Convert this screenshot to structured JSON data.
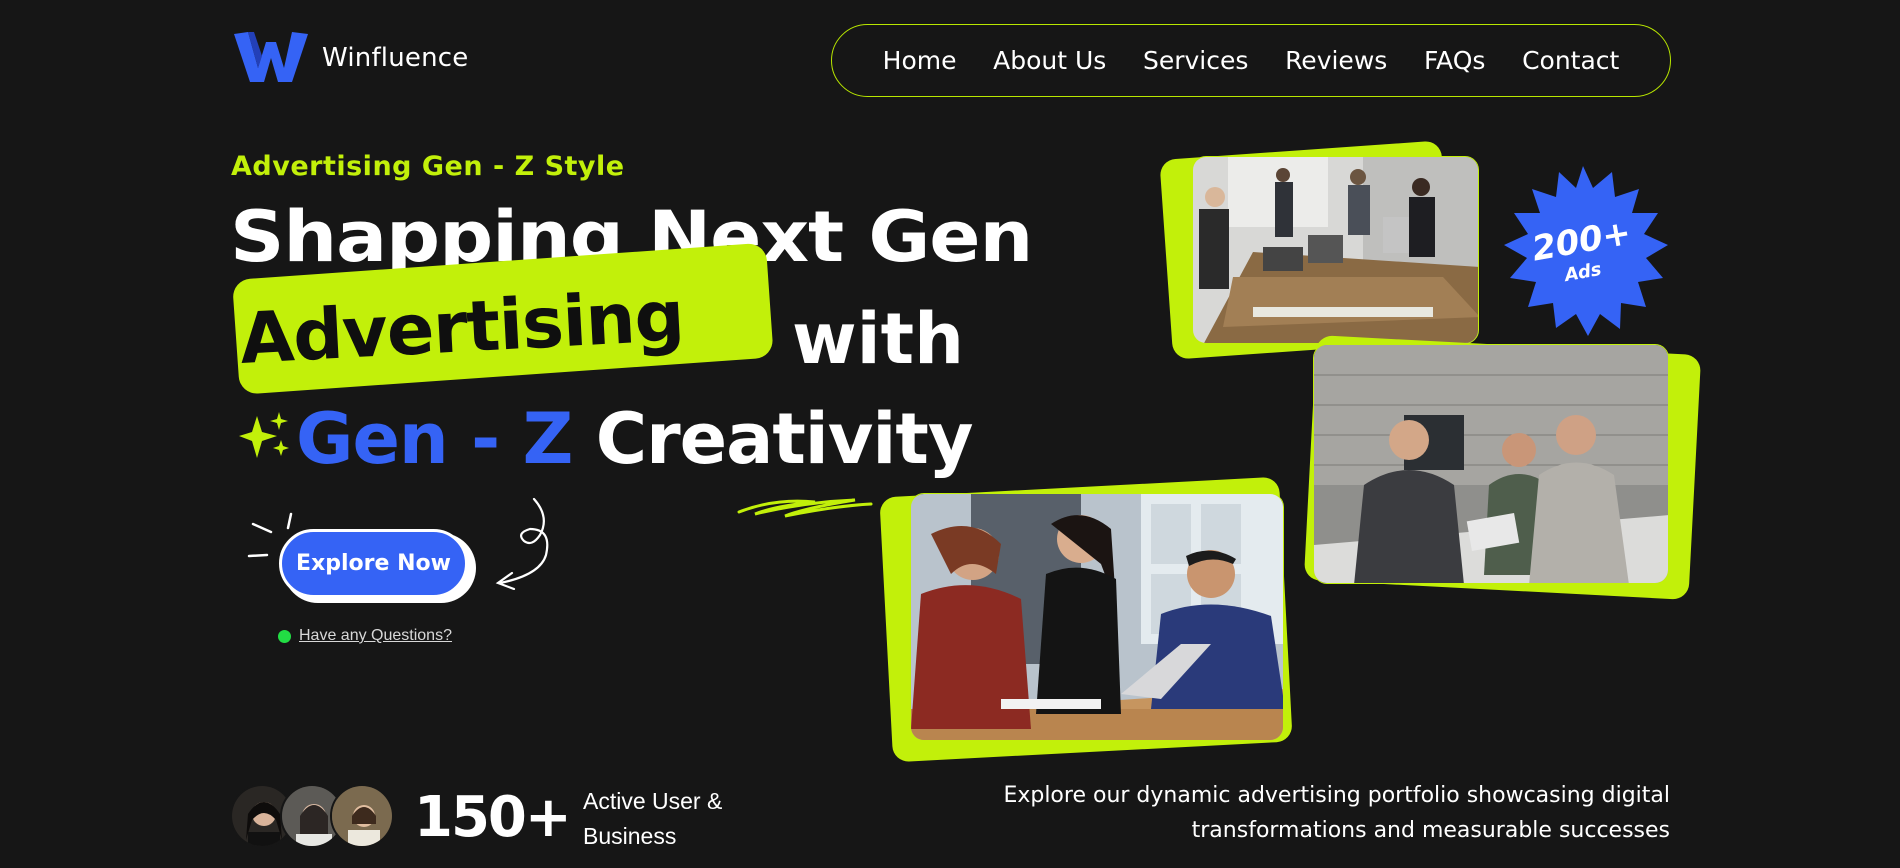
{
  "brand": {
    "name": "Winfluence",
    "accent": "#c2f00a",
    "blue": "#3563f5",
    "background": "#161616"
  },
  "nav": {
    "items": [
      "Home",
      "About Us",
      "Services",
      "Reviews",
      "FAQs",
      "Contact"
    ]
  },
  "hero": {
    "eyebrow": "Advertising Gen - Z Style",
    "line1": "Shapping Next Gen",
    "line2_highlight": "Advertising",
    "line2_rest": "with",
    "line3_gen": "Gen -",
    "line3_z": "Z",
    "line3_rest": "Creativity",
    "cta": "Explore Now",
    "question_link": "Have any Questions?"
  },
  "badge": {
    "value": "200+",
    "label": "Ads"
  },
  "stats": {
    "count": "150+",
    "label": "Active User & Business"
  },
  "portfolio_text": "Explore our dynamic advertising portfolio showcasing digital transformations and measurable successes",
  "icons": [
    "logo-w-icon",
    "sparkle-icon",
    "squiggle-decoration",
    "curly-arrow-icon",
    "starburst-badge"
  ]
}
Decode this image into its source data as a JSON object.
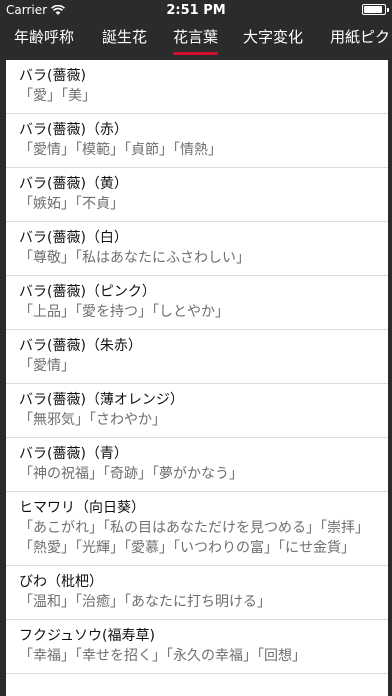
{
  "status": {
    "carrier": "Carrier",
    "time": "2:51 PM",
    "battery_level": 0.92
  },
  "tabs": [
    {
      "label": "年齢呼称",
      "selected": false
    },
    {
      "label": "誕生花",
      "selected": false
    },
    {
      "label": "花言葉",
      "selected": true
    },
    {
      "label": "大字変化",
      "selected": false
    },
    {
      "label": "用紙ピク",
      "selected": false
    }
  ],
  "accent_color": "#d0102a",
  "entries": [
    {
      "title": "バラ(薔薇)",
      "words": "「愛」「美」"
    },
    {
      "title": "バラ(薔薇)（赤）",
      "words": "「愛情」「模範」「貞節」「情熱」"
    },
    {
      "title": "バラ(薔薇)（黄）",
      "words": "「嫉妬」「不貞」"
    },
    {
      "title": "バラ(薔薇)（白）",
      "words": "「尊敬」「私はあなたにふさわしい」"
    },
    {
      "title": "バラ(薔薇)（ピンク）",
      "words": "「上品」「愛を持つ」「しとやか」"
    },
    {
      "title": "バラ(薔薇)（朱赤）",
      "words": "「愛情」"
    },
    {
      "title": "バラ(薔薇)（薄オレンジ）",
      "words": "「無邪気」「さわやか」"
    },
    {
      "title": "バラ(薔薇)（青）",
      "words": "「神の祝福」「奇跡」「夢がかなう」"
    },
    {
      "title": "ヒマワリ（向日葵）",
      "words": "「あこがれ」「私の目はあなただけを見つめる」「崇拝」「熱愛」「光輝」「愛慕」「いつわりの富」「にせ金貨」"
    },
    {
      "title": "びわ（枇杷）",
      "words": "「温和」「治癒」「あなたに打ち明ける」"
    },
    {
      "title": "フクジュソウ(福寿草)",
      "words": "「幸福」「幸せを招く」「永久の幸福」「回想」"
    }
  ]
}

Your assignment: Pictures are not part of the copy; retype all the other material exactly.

Answer to the problem:
Convert this screenshot to structured JSON data.
{
  "brand": {
    "name": "Winfluence",
    "accent": "#c2f00a",
    "blue": "#3563f5",
    "background": "#161616"
  },
  "nav": {
    "items": [
      "Home",
      "About Us",
      "Services",
      "Reviews",
      "FAQs",
      "Contact"
    ]
  },
  "hero": {
    "eyebrow": "Advertising Gen - Z Style",
    "line1": "Shapping Next Gen",
    "line2_highlight": "Advertising",
    "line2_rest": "with",
    "line3_gen": "Gen -",
    "line3_z": "Z",
    "line3_rest": "Creativity",
    "cta": "Explore Now",
    "question_link": "Have any Questions?"
  },
  "badge": {
    "value": "200+",
    "label": "Ads"
  },
  "stats": {
    "count": "150+",
    "label": "Active User & Business"
  },
  "portfolio_text": "Explore our dynamic advertising portfolio showcasing digital transformations and measurable successes",
  "icons": [
    "logo-w-icon",
    "sparkle-icon",
    "squiggle-decoration",
    "curly-arrow-icon",
    "starburst-badge"
  ]
}
Decode this image into its source data as a JSON object.
{
  "status": {
    "carrier": "Carrier",
    "time": "2:51 PM",
    "battery_level": 0.92
  },
  "tabs": [
    {
      "label": "年齢呼称",
      "selected": false
    },
    {
      "label": "誕生花",
      "selected": false
    },
    {
      "label": "花言葉",
      "selected": true
    },
    {
      "label": "大字変化",
      "selected": false
    },
    {
      "label": "用紙ピク",
      "selected": false
    }
  ],
  "accent_color": "#d0102a",
  "entries": [
    {
      "title": "バラ(薔薇)",
      "words": "「愛」「美」"
    },
    {
      "title": "バラ(薔薇)（赤）",
      "words": "「愛情」「模範」「貞節」「情熱」"
    },
    {
      "title": "バラ(薔薇)（黄）",
      "words": "「嫉妬」「不貞」"
    },
    {
      "title": "バラ(薔薇)（白）",
      "words": "「尊敬」「私はあなたにふさわしい」"
    },
    {
      "title": "バラ(薔薇)（ピンク）",
      "words": "「上品」「愛を持つ」「しとやか」"
    },
    {
      "title": "バラ(薔薇)（朱赤）",
      "words": "「愛情」"
    },
    {
      "title": "バラ(薔薇)（薄オレンジ）",
      "words": "「無邪気」「さわやか」"
    },
    {
      "title": "バラ(薔薇)（青）",
      "words": "「神の祝福」「奇跡」「夢がかなう」"
    },
    {
      "title": "ヒマワリ（向日葵）",
      "words": "「あこがれ」「私の目はあなただけを見つめる」「崇拝」「熱愛」「光輝」「愛慕」「いつわりの富」「にせ金貨」"
    },
    {
      "title": "びわ（枇杷）",
      "words": "「温和」「治癒」「あなたに打ち明ける」"
    },
    {
      "title": "フクジュソウ(福寿草)",
      "words": "「幸福」「幸せを招く」「永久の幸福」「回想」"
    }
  ]
}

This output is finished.